[Entries from a dataset of interfaces]

Content starts

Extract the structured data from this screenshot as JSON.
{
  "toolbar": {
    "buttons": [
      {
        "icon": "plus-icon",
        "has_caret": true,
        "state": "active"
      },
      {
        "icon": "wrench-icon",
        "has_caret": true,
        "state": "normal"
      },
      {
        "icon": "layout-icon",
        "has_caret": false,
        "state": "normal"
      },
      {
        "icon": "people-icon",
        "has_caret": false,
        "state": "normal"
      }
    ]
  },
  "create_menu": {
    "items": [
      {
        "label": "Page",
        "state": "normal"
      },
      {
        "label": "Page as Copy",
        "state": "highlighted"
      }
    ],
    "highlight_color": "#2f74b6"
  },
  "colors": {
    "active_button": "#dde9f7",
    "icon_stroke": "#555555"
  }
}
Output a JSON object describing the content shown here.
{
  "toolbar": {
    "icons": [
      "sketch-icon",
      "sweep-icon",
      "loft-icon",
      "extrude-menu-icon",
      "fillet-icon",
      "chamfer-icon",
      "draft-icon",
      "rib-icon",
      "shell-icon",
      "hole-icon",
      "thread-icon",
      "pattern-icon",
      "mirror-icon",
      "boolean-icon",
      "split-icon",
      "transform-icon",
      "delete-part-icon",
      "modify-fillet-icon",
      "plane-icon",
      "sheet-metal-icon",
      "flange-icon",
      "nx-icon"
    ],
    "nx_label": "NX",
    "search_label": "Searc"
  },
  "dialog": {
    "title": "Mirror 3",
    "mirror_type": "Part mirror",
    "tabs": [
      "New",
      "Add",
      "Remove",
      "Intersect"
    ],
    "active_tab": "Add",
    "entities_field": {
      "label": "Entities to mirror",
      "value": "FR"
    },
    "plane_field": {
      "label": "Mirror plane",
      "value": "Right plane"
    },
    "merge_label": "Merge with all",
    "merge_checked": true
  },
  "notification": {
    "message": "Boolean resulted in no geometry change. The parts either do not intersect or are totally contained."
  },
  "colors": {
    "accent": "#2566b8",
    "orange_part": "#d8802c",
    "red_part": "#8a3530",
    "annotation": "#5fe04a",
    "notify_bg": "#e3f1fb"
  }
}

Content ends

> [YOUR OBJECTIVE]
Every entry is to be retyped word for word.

> [EXERCISE RESPONSE]
Extract the structured data from this screenshot as JSON.
{
  "toolbar": {
    "buttons": [
      {
        "icon": "plus-icon",
        "has_caret": true,
        "state": "active"
      },
      {
        "icon": "wrench-icon",
        "has_caret": true,
        "state": "normal"
      },
      {
        "icon": "layout-icon",
        "has_caret": false,
        "state": "normal"
      },
      {
        "icon": "people-icon",
        "has_caret": false,
        "state": "normal"
      }
    ]
  },
  "create_menu": {
    "items": [
      {
        "label": "Page",
        "state": "normal"
      },
      {
        "label": "Page as Copy",
        "state": "highlighted"
      }
    ],
    "highlight_color": "#2f74b6"
  },
  "colors": {
    "active_button": "#dde9f7",
    "icon_stroke": "#555555"
  }
}
Output a JSON object describing the content shown here.
{
  "toolbar": {
    "icons": [
      "sketch-icon",
      "sweep-icon",
      "loft-icon",
      "extrude-menu-icon",
      "fillet-icon",
      "chamfer-icon",
      "draft-icon",
      "rib-icon",
      "shell-icon",
      "hole-icon",
      "thread-icon",
      "pattern-icon",
      "mirror-icon",
      "boolean-icon",
      "split-icon",
      "transform-icon",
      "delete-part-icon",
      "modify-fillet-icon",
      "plane-icon",
      "sheet-metal-icon",
      "flange-icon",
      "nx-icon"
    ],
    "nx_label": "NX",
    "search_label": "Searc"
  },
  "dialog": {
    "title": "Mirror 3",
    "mirror_type": "Part mirror",
    "tabs": [
      "New",
      "Add",
      "Remove",
      "Intersect"
    ],
    "active_tab": "Add",
    "entities_field": {
      "label": "Entities to mirror",
      "value": "FR"
    },
    "plane_field": {
      "label": "Mirror plane",
      "value": "Right plane"
    },
    "merge_label": "Merge with all",
    "merge_checked": true
  },
  "notification": {
    "message": "Boolean resulted in no geometry change. The parts either do not intersect or are totally contained."
  },
  "colors": {
    "accent": "#2566b8",
    "orange_part": "#d8802c",
    "red_part": "#8a3530",
    "annotation": "#5fe04a",
    "notify_bg": "#e3f1fb"
  }
}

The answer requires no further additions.